═════ Exercise data ═════

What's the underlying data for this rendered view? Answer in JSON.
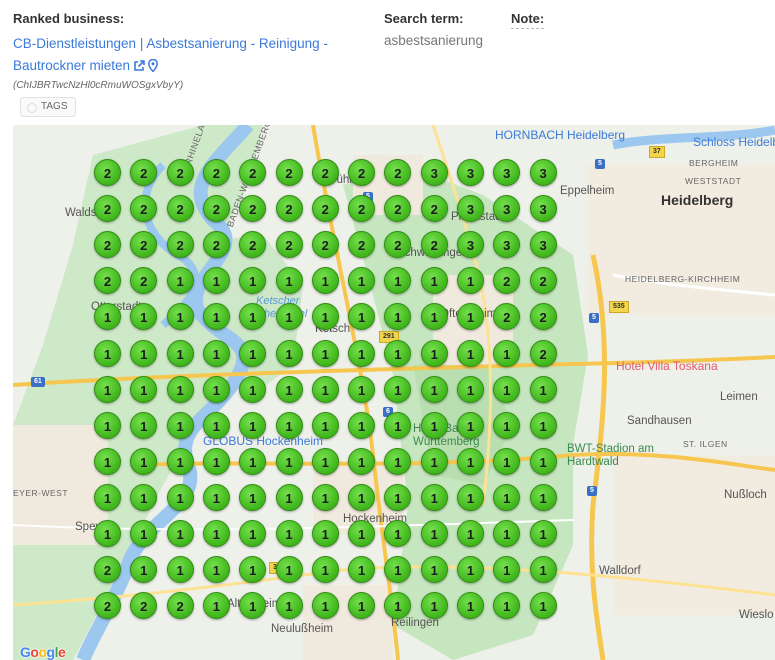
{
  "header": {
    "ranked_label": "Ranked business:",
    "business_name": "CB-Dienstleistungen | Asbestsanierung - Reinigung - Bautrockner mieten",
    "place_id": "(ChIJBRTwcNzHl0cRmuWOSgxVbyY)",
    "search_label": "Search term:",
    "search_term": "asbestsanierung",
    "note_label": "Note:",
    "tags_label": "TAGS",
    "link_color": "#3b7ad9"
  },
  "map": {
    "places": {
      "heidelberg": "Heidelberg",
      "eppelheim": "Eppelheim",
      "bergheim": "BERGHEIM",
      "weststadt": "WESTSTADT",
      "hd_kirchheim": "HEIDELBERG-KIRCHHEIM",
      "leimen": "Leimen",
      "sandhausen": "Sandhausen",
      "st_ilgen": "ST. ILGEN",
      "nussloch": "Nußloch",
      "walldorf": "Walldorf",
      "wiesloch": "Wieslo",
      "hockenheim": "Hockenheim",
      "neulussheim": "Neulußheim",
      "reilingen": "Reilingen",
      "speyer": "Speye",
      "altlussheim": "Altlußheim",
      "otterstadt": "Otterstadt",
      "waldsee": "Walds",
      "ketsch": "Ketsch",
      "oftersheim": "Oftersheim",
      "schwetzingen": "Schwetzingen",
      "plankstadt": "Plankstadt",
      "bruhl": "Brühl",
      "ketscher_rheininsel": "Ketscher Rheininsel",
      "hornbach": "HORNBACH Heidelberg",
      "schloss": "Schloss Heidelbe",
      "villa": "Hotel Villa Toskana",
      "bwt": "BWT-Stadion am Hardtwald",
      "globus": "GLOBUS Hockenheim",
      "hardt": "Hardt Baden-Württemberg",
      "rhineland": "RHINELAND-PALATINATE",
      "baden": "BADEN-WÜRTTEMBERG",
      "speyer_west": "EYER-WEST",
      "google": "Google"
    },
    "roads": [
      "5",
      "37",
      "535",
      "291",
      "6",
      "61",
      "5",
      "5",
      "5",
      "39"
    ],
    "grid_ranks": [
      [
        2,
        2,
        2,
        2,
        2,
        2,
        2,
        2,
        2,
        3,
        3,
        3,
        3
      ],
      [
        2,
        2,
        2,
        2,
        2,
        2,
        2,
        2,
        2,
        2,
        3,
        3,
        3
      ],
      [
        2,
        2,
        2,
        2,
        2,
        2,
        2,
        2,
        2,
        2,
        3,
        3,
        3
      ],
      [
        2,
        2,
        1,
        1,
        1,
        1,
        1,
        1,
        1,
        1,
        1,
        2,
        2
      ],
      [
        1,
        1,
        1,
        1,
        1,
        1,
        1,
        1,
        1,
        1,
        1,
        2,
        2
      ],
      [
        1,
        1,
        1,
        1,
        1,
        1,
        1,
        1,
        1,
        1,
        1,
        1,
        2
      ],
      [
        1,
        1,
        1,
        1,
        1,
        1,
        1,
        1,
        1,
        1,
        1,
        1,
        1
      ],
      [
        1,
        1,
        1,
        1,
        1,
        1,
        1,
        1,
        1,
        1,
        1,
        1,
        1
      ],
      [
        1,
        1,
        1,
        1,
        1,
        1,
        1,
        1,
        1,
        1,
        1,
        1,
        1
      ],
      [
        1,
        1,
        1,
        1,
        1,
        1,
        1,
        1,
        1,
        1,
        1,
        1,
        1
      ],
      [
        1,
        1,
        1,
        1,
        1,
        1,
        1,
        1,
        1,
        1,
        1,
        1,
        1
      ],
      [
        2,
        1,
        1,
        1,
        1,
        1,
        1,
        1,
        1,
        1,
        1,
        1,
        1
      ],
      [
        2,
        2,
        2,
        1,
        1,
        1,
        1,
        1,
        1,
        1,
        1,
        1,
        1
      ]
    ],
    "pin_color": "#4cc522"
  }
}
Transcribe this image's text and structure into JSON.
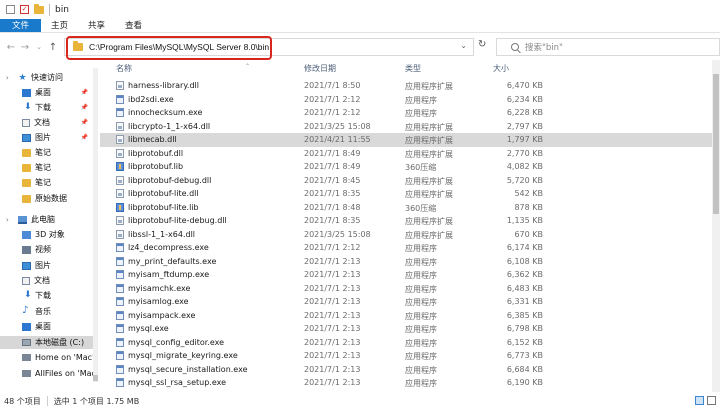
{
  "window": {
    "title": "bin"
  },
  "ribbon": {
    "tabs": [
      "文件",
      "主页",
      "共享",
      "查看"
    ]
  },
  "address": {
    "path": "C:\\Program Files\\MySQL\\MySQL Server 8.0\\bin"
  },
  "search": {
    "placeholder": "搜索\"bin\""
  },
  "columns": {
    "name": "名称",
    "date": "修改日期",
    "type": "类型",
    "size": "大小"
  },
  "sidebar": [
    {
      "label": "快速访问",
      "icon": "star-icon"
    },
    {
      "label": "桌面",
      "icon": "desktop-icon",
      "pinned": true
    },
    {
      "label": "下载",
      "icon": "download-icon",
      "pinned": true
    },
    {
      "label": "文档",
      "icon": "document-icon",
      "pinned": true
    },
    {
      "label": "图片",
      "icon": "picture-icon",
      "pinned": true
    },
    {
      "label": "笔记",
      "icon": "folder-icon"
    },
    {
      "label": "笔记",
      "icon": "folder-icon"
    },
    {
      "label": "笔记",
      "icon": "folder-icon"
    },
    {
      "label": "原始数据",
      "icon": "folder-icon"
    },
    {
      "label": "此电脑",
      "icon": "computer-icon"
    },
    {
      "label": "3D 对象",
      "icon": "3d-objects-icon"
    },
    {
      "label": "视频",
      "icon": "video-icon"
    },
    {
      "label": "图片",
      "icon": "picture-icon"
    },
    {
      "label": "文档",
      "icon": "document-icon"
    },
    {
      "label": "下载",
      "icon": "download-icon"
    },
    {
      "label": "音乐",
      "icon": "music-icon"
    },
    {
      "label": "桌面",
      "icon": "desktop-icon"
    },
    {
      "label": "本地磁盘 (C:)",
      "icon": "disk-icon",
      "selected": true
    },
    {
      "label": "Home on 'Mac'",
      "icon": "network-drive-icon"
    },
    {
      "label": "AllFiles on 'Mac'",
      "icon": "network-drive-icon"
    }
  ],
  "files": [
    {
      "name": "harness-library.dll",
      "date": "2021/7/1 8:50",
      "type": "应用程序扩展",
      "size": "6,470 KB",
      "kind": "dll"
    },
    {
      "name": "ibd2sdi.exe",
      "date": "2021/7/1 2:12",
      "type": "应用程序",
      "size": "6,234 KB",
      "kind": "exe"
    },
    {
      "name": "innochecksum.exe",
      "date": "2021/7/1 2:12",
      "type": "应用程序",
      "size": "6,228 KB",
      "kind": "exe"
    },
    {
      "name": "libcrypto-1_1-x64.dll",
      "date": "2021/3/25 15:08",
      "type": "应用程序扩展",
      "size": "2,797 KB",
      "kind": "dll"
    },
    {
      "name": "libmecab.dll",
      "date": "2021/4/21 11:55",
      "type": "应用程序扩展",
      "size": "1,797 KB",
      "kind": "dll",
      "selected": true
    },
    {
      "name": "libprotobuf.dll",
      "date": "2021/7/1 8:49",
      "type": "应用程序扩展",
      "size": "2,770 KB",
      "kind": "dll"
    },
    {
      "name": "libprotobuf.lib",
      "date": "2021/7/1 8:49",
      "type": "360压缩",
      "size": "4,082 KB",
      "kind": "lib"
    },
    {
      "name": "libprotobuf-debug.dll",
      "date": "2021/7/1 8:45",
      "type": "应用程序扩展",
      "size": "5,720 KB",
      "kind": "dll"
    },
    {
      "name": "libprotobuf-lite.dll",
      "date": "2021/7/1 8:35",
      "type": "应用程序扩展",
      "size": "542 KB",
      "kind": "dll"
    },
    {
      "name": "libprotobuf-lite.lib",
      "date": "2021/7/1 8:48",
      "type": "360压缩",
      "size": "878 KB",
      "kind": "lib"
    },
    {
      "name": "libprotobuf-lite-debug.dll",
      "date": "2021/7/1 8:35",
      "type": "应用程序扩展",
      "size": "1,135 KB",
      "kind": "dll"
    },
    {
      "name": "libssl-1_1-x64.dll",
      "date": "2021/3/25 15:08",
      "type": "应用程序扩展",
      "size": "670 KB",
      "kind": "dll"
    },
    {
      "name": "lz4_decompress.exe",
      "date": "2021/7/1 2:12",
      "type": "应用程序",
      "size": "6,174 KB",
      "kind": "exe"
    },
    {
      "name": "my_print_defaults.exe",
      "date": "2021/7/1 2:13",
      "type": "应用程序",
      "size": "6,108 KB",
      "kind": "exe"
    },
    {
      "name": "myisam_ftdump.exe",
      "date": "2021/7/1 2:13",
      "type": "应用程序",
      "size": "6,362 KB",
      "kind": "exe"
    },
    {
      "name": "myisamchk.exe",
      "date": "2021/7/1 2:13",
      "type": "应用程序",
      "size": "6,483 KB",
      "kind": "exe"
    },
    {
      "name": "myisamlog.exe",
      "date": "2021/7/1 2:13",
      "type": "应用程序",
      "size": "6,331 KB",
      "kind": "exe"
    },
    {
      "name": "myisampack.exe",
      "date": "2021/7/1 2:13",
      "type": "应用程序",
      "size": "6,385 KB",
      "kind": "exe"
    },
    {
      "name": "mysql.exe",
      "date": "2021/7/1 2:13",
      "type": "应用程序",
      "size": "6,798 KB",
      "kind": "exe"
    },
    {
      "name": "mysql_config_editor.exe",
      "date": "2021/7/1 2:13",
      "type": "应用程序",
      "size": "6,152 KB",
      "kind": "exe"
    },
    {
      "name": "mysql_migrate_keyring.exe",
      "date": "2021/7/1 2:13",
      "type": "应用程序",
      "size": "6,773 KB",
      "kind": "exe"
    },
    {
      "name": "mysql_secure_installation.exe",
      "date": "2021/7/1 2:13",
      "type": "应用程序",
      "size": "6,684 KB",
      "kind": "exe"
    },
    {
      "name": "mysql_ssl_rsa_setup.exe",
      "date": "2021/7/1 2:13",
      "type": "应用程序",
      "size": "6,190 KB",
      "kind": "exe"
    }
  ],
  "status": {
    "count": "48 个项目",
    "selection": "选中 1 个项目  1.75 MB"
  }
}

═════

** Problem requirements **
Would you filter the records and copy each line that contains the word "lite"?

** Response **
      "name": "libprotobuf-lite.dll",
      "name": "libprotobuf-lite.lib",
      "name": "libprotobuf-lite-debug.dll",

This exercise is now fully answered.